#### [PROBLEM STATEMENT]
From the first line to the last, restate the material word for word; pictures stay out.

#### [INPUT DATA]
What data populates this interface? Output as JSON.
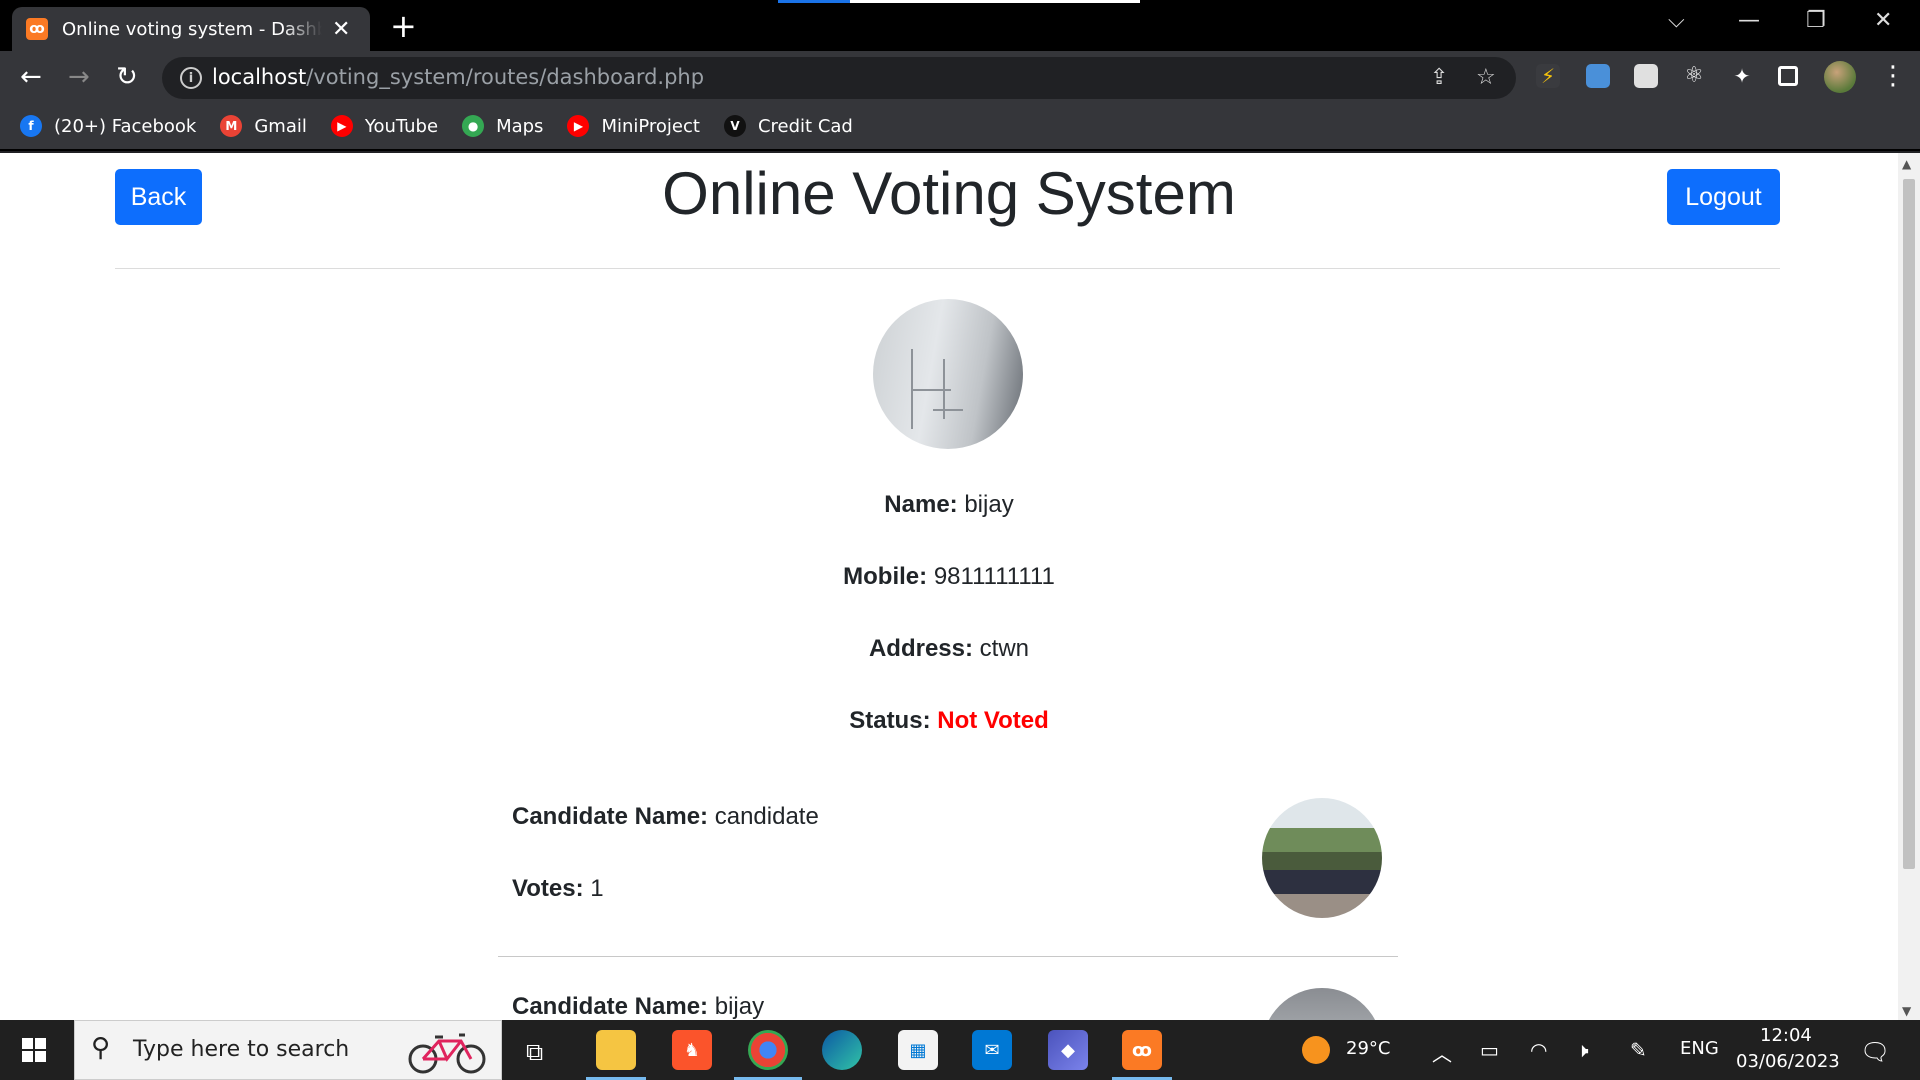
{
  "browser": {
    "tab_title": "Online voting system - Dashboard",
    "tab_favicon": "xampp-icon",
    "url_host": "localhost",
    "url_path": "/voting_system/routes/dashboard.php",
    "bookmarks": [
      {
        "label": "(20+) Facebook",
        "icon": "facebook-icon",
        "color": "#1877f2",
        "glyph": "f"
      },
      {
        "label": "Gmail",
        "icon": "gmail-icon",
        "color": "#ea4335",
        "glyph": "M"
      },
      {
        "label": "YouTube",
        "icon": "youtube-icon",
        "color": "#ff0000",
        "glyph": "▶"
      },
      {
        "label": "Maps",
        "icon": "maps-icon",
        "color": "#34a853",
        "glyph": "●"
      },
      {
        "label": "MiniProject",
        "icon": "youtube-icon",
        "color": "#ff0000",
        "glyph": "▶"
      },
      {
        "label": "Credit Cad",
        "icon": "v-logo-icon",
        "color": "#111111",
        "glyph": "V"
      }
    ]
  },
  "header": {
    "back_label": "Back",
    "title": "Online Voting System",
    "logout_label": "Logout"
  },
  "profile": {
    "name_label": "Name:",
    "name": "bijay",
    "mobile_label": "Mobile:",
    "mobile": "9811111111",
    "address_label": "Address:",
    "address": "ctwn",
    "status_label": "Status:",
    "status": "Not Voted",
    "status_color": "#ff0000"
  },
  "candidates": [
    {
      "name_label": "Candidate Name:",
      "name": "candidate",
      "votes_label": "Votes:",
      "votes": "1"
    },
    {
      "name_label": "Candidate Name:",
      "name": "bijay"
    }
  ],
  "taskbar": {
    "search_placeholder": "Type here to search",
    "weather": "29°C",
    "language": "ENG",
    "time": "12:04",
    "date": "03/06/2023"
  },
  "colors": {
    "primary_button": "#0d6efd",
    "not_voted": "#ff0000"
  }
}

#### [WRITTEN SOLUTION]
What data populates this interface? Output as JSON.
{
  "browser": {
    "tab_title": "Online voting system - Dashboard",
    "tab_favicon": "xampp-icon",
    "url_host": "localhost",
    "url_path": "/voting_system/routes/dashboard.php",
    "bookmarks": [
      {
        "label": "(20+) Facebook",
        "icon": "facebook-icon",
        "color": "#1877f2",
        "glyph": "f"
      },
      {
        "label": "Gmail",
        "icon": "gmail-icon",
        "color": "#ea4335",
        "glyph": "M"
      },
      {
        "label": "YouTube",
        "icon": "youtube-icon",
        "color": "#ff0000",
        "glyph": "▶"
      },
      {
        "label": "Maps",
        "icon": "maps-icon",
        "color": "#34a853",
        "glyph": "●"
      },
      {
        "label": "MiniProject",
        "icon": "youtube-icon",
        "color": "#ff0000",
        "glyph": "▶"
      },
      {
        "label": "Credit Cad",
        "icon": "v-logo-icon",
        "color": "#111111",
        "glyph": "V"
      }
    ]
  },
  "header": {
    "back_label": "Back",
    "title": "Online Voting System",
    "logout_label": "Logout"
  },
  "profile": {
    "name_label": "Name:",
    "name": "bijay",
    "mobile_label": "Mobile:",
    "mobile": "9811111111",
    "address_label": "Address:",
    "address": "ctwn",
    "status_label": "Status:",
    "status": "Not Voted",
    "status_color": "#ff0000"
  },
  "candidates": [
    {
      "name_label": "Candidate Name:",
      "name": "candidate",
      "votes_label": "Votes:",
      "votes": "1"
    },
    {
      "name_label": "Candidate Name:",
      "name": "bijay"
    }
  ],
  "taskbar": {
    "search_placeholder": "Type here to search",
    "weather": "29°C",
    "language": "ENG",
    "time": "12:04",
    "date": "03/06/2023"
  },
  "colors": {
    "primary_button": "#0d6efd",
    "not_voted": "#ff0000"
  }
}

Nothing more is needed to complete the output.